Austin Parks and Recreation has decided to delay the ceremony and removal of the iconic Barton Springs leaning pecan tree affectionately known as “Flo” while the Department reviews additional considerations.
All third-party ISA Certified Arborist assessments of the iconic Barton Springs leaning pecan tree affectionately known as “Flo” are now complete. The following companies provided reports, which may be reviewed by clicking on each company name:
In addition, the Department is collecting stories, memories, and photos about “Flo.” The public is also invited to share their remembrances at email@example.com.
On July 6, 2023, Austin Parks and Recreation Department (PARD) staff, during a regular inspection of the Barton Springs tree known as Flo, noticed a fungal fruiting body at the base of the tree. A sample was sent to the plant diagnostic lab at Texas A&M for analysis.
On August 15, 2023, PARD received results confirming the diagnosis of Kretzschmaria deusta, also known as brittle cinder fungus.
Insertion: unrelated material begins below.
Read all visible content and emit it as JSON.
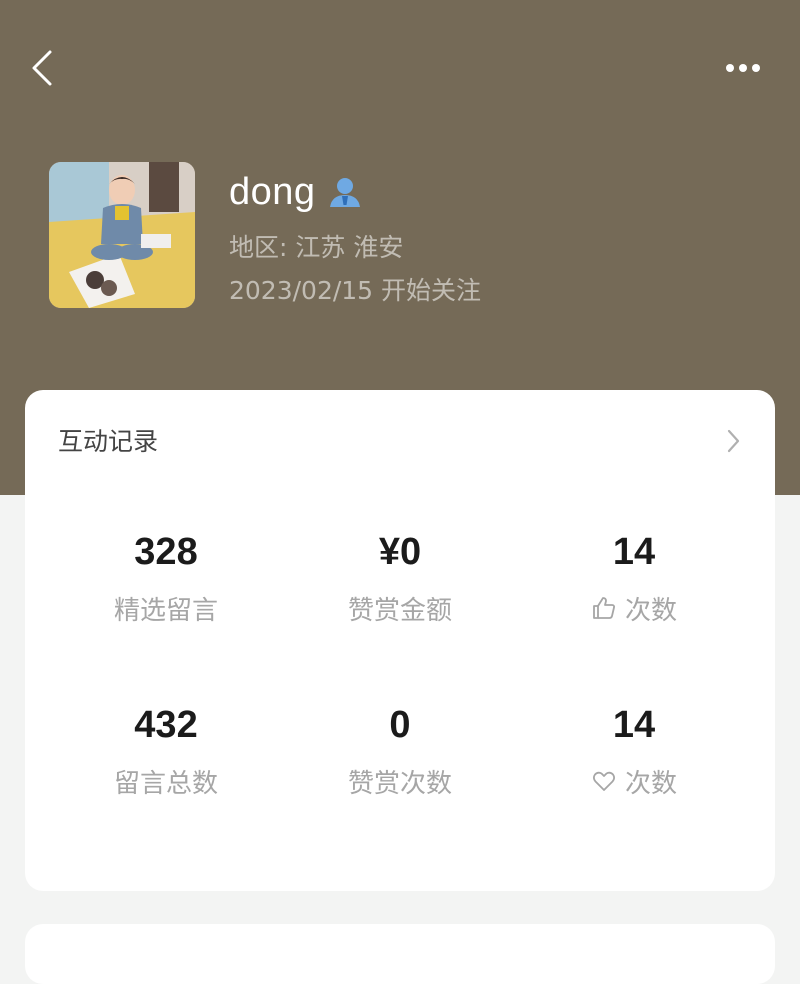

Lab results are viewable here. Following this diagnosis, the Department has contacted three independent ISA Certified Arborists to provide a follow up inspection and independent professional opinions to help guide management decisions. The first report is expected by the end of the day August 18, 2023, and the other two are expected the following week.
There are no effective treatments for brittle cinder fungus. Because this disease feeds on live tissue, it can cause otherwise healthy-looking trees to collapse under their own weight. Once a tree is infected with this disease, tree removal is typically recommended to reduce safety risks.
Brittle Cinder Fungus
As a precautionary safety measure, while the Department awaits the additional reports from the three ISA Certified Arborists, an additional rope was installed to provide support. The tree’s immediate area will be also be restricted from public access.
The Department recognizes the immense significance of this tree and has taken great measures to preserve it for many decades. Historic photos show that the tree has leaned over the pool deck since at least 1928. Currently, the tree is supported by a combination of cables and a permanent steel support structure. In the 1970s, the large trunk cavity was partially filled with concrete to help the tree close the wound and provide structural stability. This is no longer considered a best management practice in the tree care industry and has been found to speed internal decay. Around the same time, another pecan tree was planted uphill of "Flo" to replace the canopy that would be lost when "Flo” started to decline. More recently, fencing was installed around the critical root zone to reduce soil compaction from foot traffic. Staff have monitored the tree’s structural integrity since that time due to its proximity to pool users.
Over the last 100 years, this tree has been a part of Barton Springs pool and watched as generations have enjoyed this uniquely Austin space.
The earliest known photos of "Flo" are dated from 1925-1926, and are housed in the Chalberg Collection of the Austin History Center.
After the old wooden bath house at Barton Springs Pool was washed away by flooding in 1935, the current limestone building was constructed in 1946. The stairs adjacent to "Flo" were also redesigned and a retaining wall constructed downhill from the tree. Images below are from the Dewey Mears Collection at the Austin History Center.
We do not know when the large cavity in the trunk of the tree was first filled, but the first supports were installed some time between 1948 and 1958. (Photo courtesy of PARD Aquatics.)
In the mid-1970s, the original brick fill was removed and replaced with a combination of sand cement, pumice, and a blown-in product resembling gunnite. The materials were layered in the cavity, with the heaviest material in the bottom and the lightest toward the top of the stem.
In anticipation of losing Flo, a replacement tree was planted just uphill. The exact date of planting is unknown, but PARD believes it to have been planted in the late 1970s or 1980s. According to a former parks employee, the original plan was to train the new tree to lean over the pool's edge in imitation of Flo.
Flo and replacement tree in 2004.
July 5, 2019